Oh the bully. Whether they torment their targets via insults, fisticuffs, ostracization, or some horrible combination means they are known for being a huge problem in any school. Westmoreland County School Deputy Superintendent Cathy Rice showed just what was being wheeled out this year in an attempt to deal with would-be tormentors.
The program is called Olweus, and is what is known as an “evidence-based anti-bullying program,” sporting over 35 years of research behind it.
“This is one of the few bullying prevention programs with research to show that it actually works.”
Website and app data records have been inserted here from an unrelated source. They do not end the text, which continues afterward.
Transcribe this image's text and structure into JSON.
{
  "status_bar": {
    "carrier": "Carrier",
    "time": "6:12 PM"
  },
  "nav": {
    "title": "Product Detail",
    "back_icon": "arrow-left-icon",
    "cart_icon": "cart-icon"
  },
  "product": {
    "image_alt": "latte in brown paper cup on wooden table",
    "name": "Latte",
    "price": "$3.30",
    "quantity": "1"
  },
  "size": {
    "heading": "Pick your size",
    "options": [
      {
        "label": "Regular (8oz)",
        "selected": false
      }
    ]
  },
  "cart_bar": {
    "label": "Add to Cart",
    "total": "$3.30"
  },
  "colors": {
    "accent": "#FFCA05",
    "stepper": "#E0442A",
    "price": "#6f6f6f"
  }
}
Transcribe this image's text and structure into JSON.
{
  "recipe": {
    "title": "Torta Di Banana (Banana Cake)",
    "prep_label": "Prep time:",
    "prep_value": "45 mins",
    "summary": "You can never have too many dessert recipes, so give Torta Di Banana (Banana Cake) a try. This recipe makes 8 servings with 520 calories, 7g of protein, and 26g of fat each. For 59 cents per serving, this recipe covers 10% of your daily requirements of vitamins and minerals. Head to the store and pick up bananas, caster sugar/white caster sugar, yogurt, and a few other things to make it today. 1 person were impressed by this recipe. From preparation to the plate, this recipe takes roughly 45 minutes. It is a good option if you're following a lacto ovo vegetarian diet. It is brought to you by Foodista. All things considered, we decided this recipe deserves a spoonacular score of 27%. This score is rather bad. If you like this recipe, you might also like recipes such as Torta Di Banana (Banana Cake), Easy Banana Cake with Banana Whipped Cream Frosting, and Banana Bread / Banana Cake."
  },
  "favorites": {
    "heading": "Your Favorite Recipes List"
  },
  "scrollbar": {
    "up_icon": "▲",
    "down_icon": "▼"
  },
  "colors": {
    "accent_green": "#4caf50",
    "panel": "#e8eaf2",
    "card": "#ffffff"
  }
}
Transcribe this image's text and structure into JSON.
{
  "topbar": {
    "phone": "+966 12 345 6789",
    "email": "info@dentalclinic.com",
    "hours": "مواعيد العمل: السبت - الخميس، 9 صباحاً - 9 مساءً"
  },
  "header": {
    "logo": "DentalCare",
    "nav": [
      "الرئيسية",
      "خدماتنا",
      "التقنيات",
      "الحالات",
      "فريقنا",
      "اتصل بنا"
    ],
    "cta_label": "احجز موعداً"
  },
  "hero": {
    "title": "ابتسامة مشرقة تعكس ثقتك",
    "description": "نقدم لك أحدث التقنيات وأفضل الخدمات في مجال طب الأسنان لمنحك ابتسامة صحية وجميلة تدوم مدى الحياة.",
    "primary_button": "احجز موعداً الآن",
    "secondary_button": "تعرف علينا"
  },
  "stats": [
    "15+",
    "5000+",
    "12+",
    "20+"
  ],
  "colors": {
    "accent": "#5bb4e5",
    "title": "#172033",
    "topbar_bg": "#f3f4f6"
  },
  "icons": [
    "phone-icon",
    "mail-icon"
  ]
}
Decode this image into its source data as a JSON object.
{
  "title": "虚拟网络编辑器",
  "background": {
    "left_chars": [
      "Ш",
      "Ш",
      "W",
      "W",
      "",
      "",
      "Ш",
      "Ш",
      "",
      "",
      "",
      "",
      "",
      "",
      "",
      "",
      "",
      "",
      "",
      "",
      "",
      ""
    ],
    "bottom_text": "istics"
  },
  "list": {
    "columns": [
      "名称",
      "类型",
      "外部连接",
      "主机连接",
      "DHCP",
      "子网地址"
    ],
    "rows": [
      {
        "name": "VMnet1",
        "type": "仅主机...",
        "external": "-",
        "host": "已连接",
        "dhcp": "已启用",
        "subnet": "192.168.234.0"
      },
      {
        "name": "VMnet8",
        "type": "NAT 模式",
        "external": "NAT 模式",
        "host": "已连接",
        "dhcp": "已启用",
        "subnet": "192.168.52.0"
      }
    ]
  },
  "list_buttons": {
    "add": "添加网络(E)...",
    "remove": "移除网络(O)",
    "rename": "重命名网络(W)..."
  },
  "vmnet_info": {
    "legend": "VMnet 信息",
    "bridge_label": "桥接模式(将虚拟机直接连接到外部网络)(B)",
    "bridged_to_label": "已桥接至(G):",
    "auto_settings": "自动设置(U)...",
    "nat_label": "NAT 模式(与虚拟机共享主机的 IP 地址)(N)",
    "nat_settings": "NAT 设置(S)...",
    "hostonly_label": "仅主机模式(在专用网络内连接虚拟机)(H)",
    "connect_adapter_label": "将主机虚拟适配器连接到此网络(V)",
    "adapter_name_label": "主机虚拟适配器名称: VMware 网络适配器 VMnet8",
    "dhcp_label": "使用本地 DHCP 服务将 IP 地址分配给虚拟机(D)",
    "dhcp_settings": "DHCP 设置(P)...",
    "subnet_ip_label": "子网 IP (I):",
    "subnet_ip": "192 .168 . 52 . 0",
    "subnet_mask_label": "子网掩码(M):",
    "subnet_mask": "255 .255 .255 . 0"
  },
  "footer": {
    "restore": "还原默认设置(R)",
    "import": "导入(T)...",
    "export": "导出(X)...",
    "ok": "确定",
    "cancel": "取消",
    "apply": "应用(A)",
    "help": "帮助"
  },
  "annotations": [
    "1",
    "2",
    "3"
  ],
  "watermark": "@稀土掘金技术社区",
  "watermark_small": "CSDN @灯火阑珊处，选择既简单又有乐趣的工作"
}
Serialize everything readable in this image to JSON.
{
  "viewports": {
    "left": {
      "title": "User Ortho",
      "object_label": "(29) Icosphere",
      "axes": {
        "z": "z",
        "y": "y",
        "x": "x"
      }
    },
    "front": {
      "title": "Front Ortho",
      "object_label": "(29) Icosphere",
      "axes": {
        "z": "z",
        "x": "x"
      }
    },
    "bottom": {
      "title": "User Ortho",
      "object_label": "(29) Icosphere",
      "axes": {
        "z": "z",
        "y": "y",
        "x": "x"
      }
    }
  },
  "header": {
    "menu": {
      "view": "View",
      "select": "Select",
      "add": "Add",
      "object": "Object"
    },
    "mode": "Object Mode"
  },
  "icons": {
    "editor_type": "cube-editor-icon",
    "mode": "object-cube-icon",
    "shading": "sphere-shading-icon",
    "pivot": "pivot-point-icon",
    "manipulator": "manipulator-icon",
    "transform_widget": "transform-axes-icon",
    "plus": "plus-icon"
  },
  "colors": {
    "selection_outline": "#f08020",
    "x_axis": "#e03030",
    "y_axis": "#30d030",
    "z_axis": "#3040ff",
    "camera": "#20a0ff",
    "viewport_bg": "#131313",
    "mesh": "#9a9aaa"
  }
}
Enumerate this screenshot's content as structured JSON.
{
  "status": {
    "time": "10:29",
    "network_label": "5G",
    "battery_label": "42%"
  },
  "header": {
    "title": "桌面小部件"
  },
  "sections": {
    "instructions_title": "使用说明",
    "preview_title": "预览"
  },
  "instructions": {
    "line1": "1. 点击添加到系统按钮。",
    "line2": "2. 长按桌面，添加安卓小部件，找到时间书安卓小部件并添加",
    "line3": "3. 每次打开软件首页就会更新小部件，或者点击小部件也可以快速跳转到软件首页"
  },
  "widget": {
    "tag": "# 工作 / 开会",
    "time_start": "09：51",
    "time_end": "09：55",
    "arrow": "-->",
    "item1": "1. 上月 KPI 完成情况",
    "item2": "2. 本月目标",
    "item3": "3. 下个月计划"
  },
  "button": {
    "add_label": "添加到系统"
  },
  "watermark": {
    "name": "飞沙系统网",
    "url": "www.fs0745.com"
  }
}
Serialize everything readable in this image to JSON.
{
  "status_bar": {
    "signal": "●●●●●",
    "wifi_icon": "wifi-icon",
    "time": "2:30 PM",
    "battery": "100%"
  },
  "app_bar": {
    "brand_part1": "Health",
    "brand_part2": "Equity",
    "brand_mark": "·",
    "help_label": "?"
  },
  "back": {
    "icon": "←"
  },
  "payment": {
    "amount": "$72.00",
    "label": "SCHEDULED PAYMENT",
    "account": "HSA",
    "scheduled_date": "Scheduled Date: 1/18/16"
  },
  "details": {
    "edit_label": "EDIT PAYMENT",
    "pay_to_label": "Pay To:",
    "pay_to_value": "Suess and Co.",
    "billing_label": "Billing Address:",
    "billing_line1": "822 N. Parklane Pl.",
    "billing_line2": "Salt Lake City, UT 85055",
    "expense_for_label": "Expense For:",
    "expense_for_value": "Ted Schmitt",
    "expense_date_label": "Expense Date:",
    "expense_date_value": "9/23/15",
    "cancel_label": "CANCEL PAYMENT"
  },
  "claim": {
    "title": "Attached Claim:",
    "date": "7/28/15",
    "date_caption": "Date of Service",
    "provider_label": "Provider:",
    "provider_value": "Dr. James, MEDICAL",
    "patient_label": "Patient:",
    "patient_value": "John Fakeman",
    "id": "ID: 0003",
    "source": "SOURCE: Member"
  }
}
Rice continued: “We’re doing this because we want every student, regardless of who they are, to be educated in a safe and humane school community,” she explained to those gathered, before giving an official definition. “Bullying is unwanted, aggressive behavior focused around a perceived power imbalance that is repeated over time. We know that it’s recognized as a public health issue worldwide, and it remains prevalent in schools. We’re no different; we know it happens here, so this seemed like an appropriate initiative to launch.”
For the full article, pick up the latest Westmoreland News 8/28/19